first_img Former Tottenham and England boss Glenn Hoddle is second favourite among bookmakers for the post – behind Sherwood – and confirmed his interest in the job before the match, while Frank de Boer and Louis van Gaal continue to be mentioned as potential appointments. “Whoever takes this job is in a good position,” Sherwood said. “Andre has left the club in a good state, to be honest. There’s nothing wrong with the job he’s done. “If you look at the league table, we’re right up there. We’re also in the European competition next stage. “You can’t knock what he has done at the club, but it is just up to someone now to take it on and hopefully take it onto the next step.” If Sherwood ends up only being at the helm for a short period, whoever comes in will be thanking him for rejuvenating Adebayor. Having been cast aside by Villas-Boas, the Togo striker has scored three goals in two starts under the interim manager and was superb throughout at St Mary’s. “Listen, we all know Adebayor, we all know he’s a top player,” Sherwood said. “He doesn’t need any motivating to go and play now because he’s not played for a long time. He’s a top player and is certainly warranting his place in the team at the moment. “I’ve not said anything to him. Nothing. It’s down to him. “I’ve not had to gee him up. All I’ve said is: ‘There you go Ade, you are going to play and I want you to attack. I want the defenders to defend and the midfielders to play in midfield.
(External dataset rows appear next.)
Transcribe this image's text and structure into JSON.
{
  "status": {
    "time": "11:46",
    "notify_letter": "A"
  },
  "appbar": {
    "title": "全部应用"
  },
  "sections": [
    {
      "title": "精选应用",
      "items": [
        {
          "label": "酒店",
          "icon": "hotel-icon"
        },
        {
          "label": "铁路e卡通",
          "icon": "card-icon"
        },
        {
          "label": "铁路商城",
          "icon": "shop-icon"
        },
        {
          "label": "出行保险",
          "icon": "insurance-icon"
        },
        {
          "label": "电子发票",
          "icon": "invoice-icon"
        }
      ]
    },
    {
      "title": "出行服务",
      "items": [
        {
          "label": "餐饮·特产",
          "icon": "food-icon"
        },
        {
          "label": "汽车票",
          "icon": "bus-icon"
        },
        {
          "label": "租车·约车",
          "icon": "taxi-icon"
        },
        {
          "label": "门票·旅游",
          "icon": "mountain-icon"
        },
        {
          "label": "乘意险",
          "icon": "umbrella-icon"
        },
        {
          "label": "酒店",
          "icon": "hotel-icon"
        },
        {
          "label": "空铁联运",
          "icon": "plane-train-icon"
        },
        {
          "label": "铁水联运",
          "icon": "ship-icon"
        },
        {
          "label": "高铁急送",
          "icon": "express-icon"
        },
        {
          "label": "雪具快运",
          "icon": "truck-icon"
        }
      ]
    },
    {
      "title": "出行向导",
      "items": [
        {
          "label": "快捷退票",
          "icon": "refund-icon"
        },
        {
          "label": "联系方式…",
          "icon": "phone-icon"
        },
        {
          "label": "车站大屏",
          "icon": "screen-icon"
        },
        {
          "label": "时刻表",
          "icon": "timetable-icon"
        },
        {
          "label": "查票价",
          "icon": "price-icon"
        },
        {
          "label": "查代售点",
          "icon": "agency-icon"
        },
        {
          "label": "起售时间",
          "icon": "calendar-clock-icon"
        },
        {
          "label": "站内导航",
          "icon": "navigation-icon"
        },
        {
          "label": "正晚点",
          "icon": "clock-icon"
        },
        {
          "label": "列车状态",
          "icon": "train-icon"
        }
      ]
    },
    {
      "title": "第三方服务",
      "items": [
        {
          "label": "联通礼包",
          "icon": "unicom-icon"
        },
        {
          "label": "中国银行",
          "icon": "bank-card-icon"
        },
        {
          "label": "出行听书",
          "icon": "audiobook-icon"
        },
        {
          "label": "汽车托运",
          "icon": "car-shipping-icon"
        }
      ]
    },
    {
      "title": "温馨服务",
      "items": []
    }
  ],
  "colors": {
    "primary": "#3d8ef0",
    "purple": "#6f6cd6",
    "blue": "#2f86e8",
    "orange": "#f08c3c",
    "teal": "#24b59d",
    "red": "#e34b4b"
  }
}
Go out there, crack on and do what you do.’ It’s a simple game. “That’s how I’ve always viewed it; it’s about getting the ball to your top players in the right areas of the field. That’s what the players did with us.” The victory stops the rot at Spurs, but continues Southampton’s frustrating recent form. Saints, who took the lead through Adam Lallana and made it 2-2 through Rickie Lambert, have now gone six matches with a win – hardly the best preparation for trips to Cardiff and Everton. “It was very frustrating, we are very angry about the result,” said manager Mauricio Pochettino, who has been linked with the vacant Spurs post. “We actually dressed up as Santa Claus today and gifted them so many goals and so many chances. “We started off quite well in the first half, we got the 1-0 and we were very close to getting the 2-0 but then when we conceded the equaliser it was very hard to get back in the game, especially in the second half it was very tough.” The Portuguese was sacked less than 24 hours after last weekend’s 5-0 humiliation at the hands of Liverpool, with head of football development Sherwood handed temporary control. Sherwood’s first match at the helm resulted in a Capital One Cup exit to West Ham, but on Sunday he oversaw his first victory with an attack-minded display at Southampton. Tim Sherwood is hoping for talks with Tottenham chairman Daniel Levy on Monday to find out whether he will stay on as Andre Villas-Boas’ successor. Emmanuel Adebayor netted either side of a Jos Hooiveld own goal as Spurs ran out 3-2 victors, resulting in bookmakers immediately shortening odds on the former midfielder being handed the reins on a permanent basis. The win will certainly not do those chances any harm and Sherwood hopes to take control of the Boxing Day clash with West Brom with a clearer idea on his future. Asked what happens next for him, Sherwood said: “Ideal for me is to have a chat with the chairman and see what’s best for the football club moving forward. “I need to know what they’re thinking moving forwards. I don’t want this job for five minutes. That’s no interest to me. “It is either are we going to move it forward or not? That’s where we are. “There are some great candidates out there for this job. It’s a massive club with history and tradition. “It is fantastic, a great honour to represent them, but it needs to be right for me and, first and foremost, right for the football club. “I need to talk to the chairman and see what he’s got planned. I’ll see him tomorrow because I’m in at the training ground. I’m sure it won’t be before that.” Press Associationlast_img read more